VANCOUVER -- Two days after a cyberattack first impacted customers who rely on public transit, officials with Metro Vancouver's TransLink are providing more details on what happened.

In an emailed statement, the company's CEO said TransLink was the target of a ransomware attack.

"This attack included communications to TransLink through a printed message," Kevin Desmond said.

However, he did not provide details on what that communication entailed.

He wrote that TransLink uses "a number of tools" to monitor its IT infrastructure for such attacks, and that when it was detected Tuesday, some systems were shut down to contain the threat.

What that move meant for customers, who were only told there had been "suspicious network activity," was they could no longer use debit and credit cards to buy a transit pass. They also couldn't use their credit cards at Tap and Pay fare gates.

Vending machines were accepting cash only for customers who needed to load fares or buy a single ticket, which was an issue for those without pre-loaded Compass Card transit passes.

There were also problems with accessing stored balances for those who'd added money to their cards in person or online since Tuesday.

CTV News reached out to TransLink Tuesday, and again when the payment issues stretched into a second day, but was told no further information would be given at the time, something a cybersecurity expert called a "cop out."

The company said it was limiting its comment because the matter was under investigation, but Dominic Vogel said communication with customers is key in these types of incidents.

"Just because law enforcement is involved doesn't mean you can't be transparent," Vogel said in an interview with CTV News on Wednesday.

The attack is under investigation by Metro Vancouver Transit Police, local and national cybersecurity experts and the BC RCMP.

Desmond said the forensic investigation will look at how the incident occurred and what information may have been accessed.

"We want to assure our customers that TransLink does not store fare payment data. We use a secure third-party payment processor for all fare transactions, and we do not have access to that type of data."

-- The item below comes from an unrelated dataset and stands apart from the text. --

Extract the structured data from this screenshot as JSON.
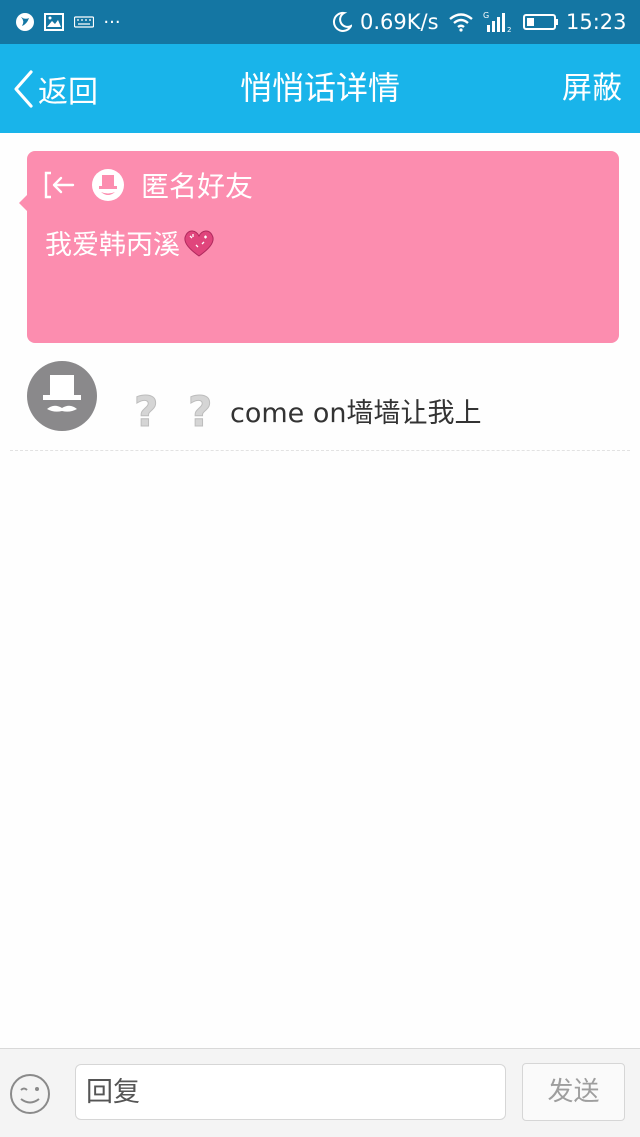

Apologizing to customers impacted by the sudden shutdown, Desmond said customers can again use payment cards at vending machines and fare gates.

He added anyone who recently purchased a monthly pass or loaded cash onto their card and noticed it was missing should soon see the credit loaded.

With files from CTV News Vancouver's Allison Hurst